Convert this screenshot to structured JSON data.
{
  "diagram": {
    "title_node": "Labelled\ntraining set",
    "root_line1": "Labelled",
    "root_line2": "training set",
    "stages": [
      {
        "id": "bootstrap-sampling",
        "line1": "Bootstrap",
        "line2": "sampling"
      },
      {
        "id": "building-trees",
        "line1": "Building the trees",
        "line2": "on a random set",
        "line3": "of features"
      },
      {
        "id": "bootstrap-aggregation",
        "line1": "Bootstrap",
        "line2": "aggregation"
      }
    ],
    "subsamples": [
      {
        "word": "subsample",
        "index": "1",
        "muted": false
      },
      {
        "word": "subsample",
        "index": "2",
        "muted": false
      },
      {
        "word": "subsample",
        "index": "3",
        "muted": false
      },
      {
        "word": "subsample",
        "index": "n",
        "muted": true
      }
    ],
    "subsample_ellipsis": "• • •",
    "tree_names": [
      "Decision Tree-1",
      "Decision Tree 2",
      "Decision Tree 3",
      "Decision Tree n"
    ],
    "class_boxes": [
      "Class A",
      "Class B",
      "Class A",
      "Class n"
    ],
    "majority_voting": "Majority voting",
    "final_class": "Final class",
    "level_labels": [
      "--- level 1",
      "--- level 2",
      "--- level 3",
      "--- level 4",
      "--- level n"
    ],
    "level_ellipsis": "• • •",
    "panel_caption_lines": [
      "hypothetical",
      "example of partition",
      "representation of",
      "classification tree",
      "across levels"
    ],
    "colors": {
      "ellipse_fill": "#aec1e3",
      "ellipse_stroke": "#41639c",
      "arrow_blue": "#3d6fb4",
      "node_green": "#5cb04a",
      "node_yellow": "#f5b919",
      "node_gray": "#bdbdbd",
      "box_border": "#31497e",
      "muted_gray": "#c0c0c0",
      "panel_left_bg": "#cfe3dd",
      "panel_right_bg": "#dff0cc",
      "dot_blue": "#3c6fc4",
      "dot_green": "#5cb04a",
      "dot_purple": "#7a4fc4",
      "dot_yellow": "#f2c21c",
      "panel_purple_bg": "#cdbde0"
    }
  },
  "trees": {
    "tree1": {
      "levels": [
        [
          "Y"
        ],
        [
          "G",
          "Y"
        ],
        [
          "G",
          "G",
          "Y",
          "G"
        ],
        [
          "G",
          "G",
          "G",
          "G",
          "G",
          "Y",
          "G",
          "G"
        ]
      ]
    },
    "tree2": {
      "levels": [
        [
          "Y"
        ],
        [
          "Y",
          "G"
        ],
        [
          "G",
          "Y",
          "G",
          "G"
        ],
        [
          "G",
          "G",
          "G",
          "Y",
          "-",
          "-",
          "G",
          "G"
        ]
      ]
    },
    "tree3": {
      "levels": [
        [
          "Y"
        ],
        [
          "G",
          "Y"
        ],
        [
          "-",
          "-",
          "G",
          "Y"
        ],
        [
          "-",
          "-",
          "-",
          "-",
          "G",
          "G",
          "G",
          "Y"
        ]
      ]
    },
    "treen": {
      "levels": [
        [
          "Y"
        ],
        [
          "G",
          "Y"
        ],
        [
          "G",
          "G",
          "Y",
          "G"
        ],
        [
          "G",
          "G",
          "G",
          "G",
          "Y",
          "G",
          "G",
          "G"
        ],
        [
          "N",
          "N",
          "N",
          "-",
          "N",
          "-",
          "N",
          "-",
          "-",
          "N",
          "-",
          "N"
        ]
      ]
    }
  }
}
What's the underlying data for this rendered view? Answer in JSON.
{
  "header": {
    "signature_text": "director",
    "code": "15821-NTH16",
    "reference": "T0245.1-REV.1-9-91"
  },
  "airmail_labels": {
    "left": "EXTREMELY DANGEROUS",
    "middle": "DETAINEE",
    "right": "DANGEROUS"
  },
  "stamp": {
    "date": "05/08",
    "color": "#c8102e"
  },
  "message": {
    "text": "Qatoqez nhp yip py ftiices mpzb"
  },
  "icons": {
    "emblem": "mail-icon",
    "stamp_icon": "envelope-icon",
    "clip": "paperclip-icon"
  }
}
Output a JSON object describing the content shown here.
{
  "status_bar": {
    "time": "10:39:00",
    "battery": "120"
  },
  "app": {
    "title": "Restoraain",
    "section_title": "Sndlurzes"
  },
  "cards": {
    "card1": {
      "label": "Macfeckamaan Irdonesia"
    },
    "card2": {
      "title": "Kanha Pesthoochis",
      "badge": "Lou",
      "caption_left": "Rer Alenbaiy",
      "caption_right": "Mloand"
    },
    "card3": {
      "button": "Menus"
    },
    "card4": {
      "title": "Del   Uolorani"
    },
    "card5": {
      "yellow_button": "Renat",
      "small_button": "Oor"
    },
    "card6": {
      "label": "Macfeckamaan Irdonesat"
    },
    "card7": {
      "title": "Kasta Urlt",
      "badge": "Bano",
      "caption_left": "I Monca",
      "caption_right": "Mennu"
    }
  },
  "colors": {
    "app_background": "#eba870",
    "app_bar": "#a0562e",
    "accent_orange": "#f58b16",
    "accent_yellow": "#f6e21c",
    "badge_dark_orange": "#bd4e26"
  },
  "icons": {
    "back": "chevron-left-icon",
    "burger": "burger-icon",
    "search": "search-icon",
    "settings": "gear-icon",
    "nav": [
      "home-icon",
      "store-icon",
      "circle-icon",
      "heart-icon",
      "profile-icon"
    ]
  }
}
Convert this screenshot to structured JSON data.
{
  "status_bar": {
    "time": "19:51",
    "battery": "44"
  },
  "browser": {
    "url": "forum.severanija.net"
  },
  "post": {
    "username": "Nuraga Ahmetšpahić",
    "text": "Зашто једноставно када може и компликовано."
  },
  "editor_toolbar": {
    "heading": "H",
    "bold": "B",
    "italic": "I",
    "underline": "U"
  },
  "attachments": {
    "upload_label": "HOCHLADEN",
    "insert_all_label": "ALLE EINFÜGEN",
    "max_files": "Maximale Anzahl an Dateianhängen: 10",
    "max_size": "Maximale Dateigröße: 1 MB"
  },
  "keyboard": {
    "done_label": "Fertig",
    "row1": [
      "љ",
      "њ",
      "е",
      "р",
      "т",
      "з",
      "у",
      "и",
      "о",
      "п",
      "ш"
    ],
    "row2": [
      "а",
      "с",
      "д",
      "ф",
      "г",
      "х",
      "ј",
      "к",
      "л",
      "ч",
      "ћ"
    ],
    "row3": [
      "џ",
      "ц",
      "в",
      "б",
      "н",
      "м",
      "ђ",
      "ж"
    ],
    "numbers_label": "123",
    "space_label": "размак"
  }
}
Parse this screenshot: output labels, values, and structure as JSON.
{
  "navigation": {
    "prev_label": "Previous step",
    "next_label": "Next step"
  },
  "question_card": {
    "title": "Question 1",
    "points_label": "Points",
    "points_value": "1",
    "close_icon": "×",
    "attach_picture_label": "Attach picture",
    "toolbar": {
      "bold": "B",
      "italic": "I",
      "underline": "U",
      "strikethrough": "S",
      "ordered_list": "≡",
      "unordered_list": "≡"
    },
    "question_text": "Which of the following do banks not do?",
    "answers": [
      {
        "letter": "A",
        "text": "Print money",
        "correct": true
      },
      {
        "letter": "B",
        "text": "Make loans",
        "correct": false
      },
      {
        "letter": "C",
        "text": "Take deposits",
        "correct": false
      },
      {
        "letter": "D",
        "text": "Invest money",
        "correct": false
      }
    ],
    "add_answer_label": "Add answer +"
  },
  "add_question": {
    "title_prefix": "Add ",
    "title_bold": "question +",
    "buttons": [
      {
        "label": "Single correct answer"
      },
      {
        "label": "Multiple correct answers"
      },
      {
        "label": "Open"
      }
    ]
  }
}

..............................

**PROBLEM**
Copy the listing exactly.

**TASK SOLUTION**
Convert this screenshot to structured JSON data.
{
  "diagram": {
    "title_node": "Labelled\ntraining set",
    "root_line1": "Labelled",
    "root_line2": "training set",
    "stages": [
      {
        "id": "bootstrap-sampling",
        "line1": "Bootstrap",
        "line2": "sampling"
      },
      {
        "id": "building-trees",
        "line1": "Building the trees",
        "line2": "on a random set",
        "line3": "of features"
      },
      {
        "id": "bootstrap-aggregation",
        "line1": "Bootstrap",
        "line2": "aggregation"
      }
    ],
    "subsamples": [
      {
        "word": "subsample",
        "index": "1",
        "muted": false
      },
      {
        "word": "subsample",
        "index": "2",
        "muted": false
      },
      {
        "word": "subsample",
        "index": "3",
        "muted": false
      },
      {
        "word": "subsample",
        "index": "n",
        "muted": true
      }
    ],
    "subsample_ellipsis": "• • •",
    "tree_names": [
      "Decision Tree-1",
      "Decision Tree 2",
      "Decision Tree 3",
      "Decision Tree n"
    ],
    "class_boxes": [
      "Class A",
      "Class B",
      "Class A",
      "Class n"
    ],
    "majority_voting": "Majority voting",
    "final_class": "Final class",
    "level_labels": [
      "--- level 1",
      "--- level 2",
      "--- level 3",
      "--- level 4",
      "--- level n"
    ],
    "level_ellipsis": "• • •",
    "panel_caption_lines": [
      "hypothetical",
      "example of partition",
      "representation of",
      "classification tree",
      "across levels"
    ],
    "colors": {
      "ellipse_fill": "#aec1e3",
      "ellipse_stroke": "#41639c",
      "arrow_blue": "#3d6fb4",
      "node_green": "#5cb04a",
      "node_yellow": "#f5b919",
      "node_gray": "#bdbdbd",
      "box_border": "#31497e",
      "muted_gray": "#c0c0c0",
      "panel_left_bg": "#cfe3dd",
      "panel_right_bg": "#dff0cc",
      "dot_blue": "#3c6fc4",
      "dot_green": "#5cb04a",
      "dot_purple": "#7a4fc4",
      "dot_yellow": "#f2c21c",
      "panel_purple_bg": "#cdbde0"
    }
  },
  "trees": {
    "tree1": {
      "levels": [
        [
          "Y"
        ],
        [
          "G",
          "Y"
        ],
        [
          "G",
          "G",
          "Y",
          "G"
        ],
        [
          "G",
          "G",
          "G",
          "G",
          "G",
          "Y",
          "G",
          "G"
        ]
      ]
    },
    "tree2": {
      "levels": [
        [
          "Y"
        ],
        [
          "Y",
          "G"
        ],
        [
          "G",
          "Y",
          "G",
          "G"
        ],
        [
          "G",
          "G",
          "G",
          "Y",
          "-",
          "-",
          "G",
          "G"
        ]
      ]
    },
    "tree3": {
      "levels": [
        [
          "Y"
        ],
        [
          "G",
          "Y"
        ],
        [
          "-",
          "-",
          "G",
          "Y"
        ],
        [
          "-",
          "-",
          "-",
          "-",
          "G",
          "G",
          "G",
          "Y"
        ]
      ]
    },
    "treen": {
      "levels": [
        [
          "Y"
        ],
        [
          "G",
          "Y"
        ],
        [
          "G",
          "G",
          "Y",
          "G"
        ],
        [
          "G",
          "G",
          "G",
          "G",
          "Y",
          "G",
          "G",
          "G"
        ],
        [
          "N",
          "N",
          "N",
          "-",
          "N",
          "-",
          "N",
          "-",
          "-",
          "N",
          "-",
          "N"
        ]
      ]
    }
  }
}
What's the underlying data for this rendered view? Answer in JSON.
{
  "header": {
    "signature_text": "director",
    "code": "15821-NTH16",
    "reference": "T0245.1-REV.1-9-91"
  },
  "airmail_labels": {
    "left": "EXTREMELY DANGEROUS",
    "middle": "DETAINEE",
    "right": "DANGEROUS"
  },
  "stamp": {
    "date": "05/08",
    "color": "#c8102e"
  },
  "message": {
    "text": "Qatoqez nhp yip py ftiices mpzb"
  },
  "icons": {
    "emblem": "mail-icon",
    "stamp_icon": "envelope-icon",
    "clip": "paperclip-icon"
  }
}
Output a JSON object describing the content shown here.
{
  "status_bar": {
    "time": "10:39:00",
    "battery": "120"
  },
  "app": {
    "title": "Restoraain",
    "section_title": "Sndlurzes"
  },
  "cards": {
    "card1": {
      "label": "Macfeckamaan Irdonesia"
    },
    "card2": {
      "title": "Kanha Pesthoochis",
      "badge": "Lou",
      "caption_left": "Rer Alenbaiy",
      "caption_right": "Mloand"
    },
    "card3": {
      "button": "Menus"
    },
    "card4": {
      "title": "Del   Uolorani"
    },
    "card5": {
      "yellow_button": "Renat",
      "small_button": "Oor"
    },
    "card6": {
      "label": "Macfeckamaan Irdonesat"
    },
    "card7": {
      "title": "Kasta Urlt",
      "badge": "Bano",
      "caption_left": "I Monca",
      "caption_right": "Mennu"
    }
  },
  "colors": {
    "app_background": "#eba870",
    "app_bar": "#a0562e",
    "accent_orange": "#f58b16",
    "accent_yellow": "#f6e21c",
    "badge_dark_orange": "#bd4e26"
  },
  "icons": {
    "back": "chevron-left-icon",
    "burger": "burger-icon",
    "search": "search-icon",
    "settings": "gear-icon",
    "nav": [
      "home-icon",
      "store-icon",
      "circle-icon",
      "heart-icon",
      "profile-icon"
    ]
  }
}
Convert this screenshot to structured JSON data.
{
  "status_bar": {
    "time": "19:51",
    "battery": "44"
  },
  "browser": {
    "url": "forum.severanija.net"
  },
  "post": {
    "username": "Nuraga Ahmetšpahić",
    "text": "Зашто једноставно када може и компликовано."
  },
  "editor_toolbar": {
    "heading": "H",
    "bold": "B",
    "italic": "I",
    "underline": "U"
  },
  "attachments": {
    "upload_label": "HOCHLADEN",
    "insert_all_label": "ALLE EINFÜGEN",
    "max_files": "Maximale Anzahl an Dateianhängen: 10",
    "max_size": "Maximale Dateigröße: 1 MB"
  },
  "keyboard": {
    "done_label": "Fertig",
    "row1": [
      "љ",
      "њ",
      "е",
      "р",
      "т",
      "з",
      "у",
      "и",
      "о",
      "п",
      "ш"
    ],
    "row2": [
      "а",
      "с",
      "д",
      "ф",
      "г",
      "х",
      "ј",
      "к",
      "л",
      "ч",
      "ћ"
    ],
    "row3": [
      "џ",
      "ц",
      "в",
      "б",
      "н",
      "м",
      "ђ",
      "ж"
    ],
    "numbers_label": "123",
    "space_label": "размак"
  }
}
Parse this screenshot: output labels, values, and structure as JSON.
{
  "navigation": {
    "prev_label": "Previous step",
    "next_label": "Next step"
  },
  "question_card": {
    "title": "Question 1",
    "points_label": "Points",
    "points_value": "1",
    "close_icon": "×",
    "attach_picture_label": "Attach picture",
    "toolbar": {
      "bold": "B",
      "italic": "I",
      "underline": "U",
      "strikethrough": "S",
      "ordered_list": "≡",
      "unordered_list": "≡"
    },
    "question_text": "Which of the following do banks not do?",
    "answers": [
      {
        "letter": "A",
        "text": "Print money",
        "correct": true
      },
      {
        "letter": "B",
        "text": "Make loans",
        "correct": false
      },
      {
        "letter": "C",
        "text": "Take deposits",
        "correct": false
      },
      {
        "letter": "D",
        "text": "Invest money",
        "correct": false
      }
    ],
    "add_answer_label": "Add answer +"
  },
  "add_question": {
    "title_prefix": "Add ",
    "title_bold": "question +",
    "buttons": [
      {
        "label": "Single correct answer"
      },
      {
        "label": "Multiple correct answers"
      },
      {
        "label": "Open"
      }
    ]
  }
}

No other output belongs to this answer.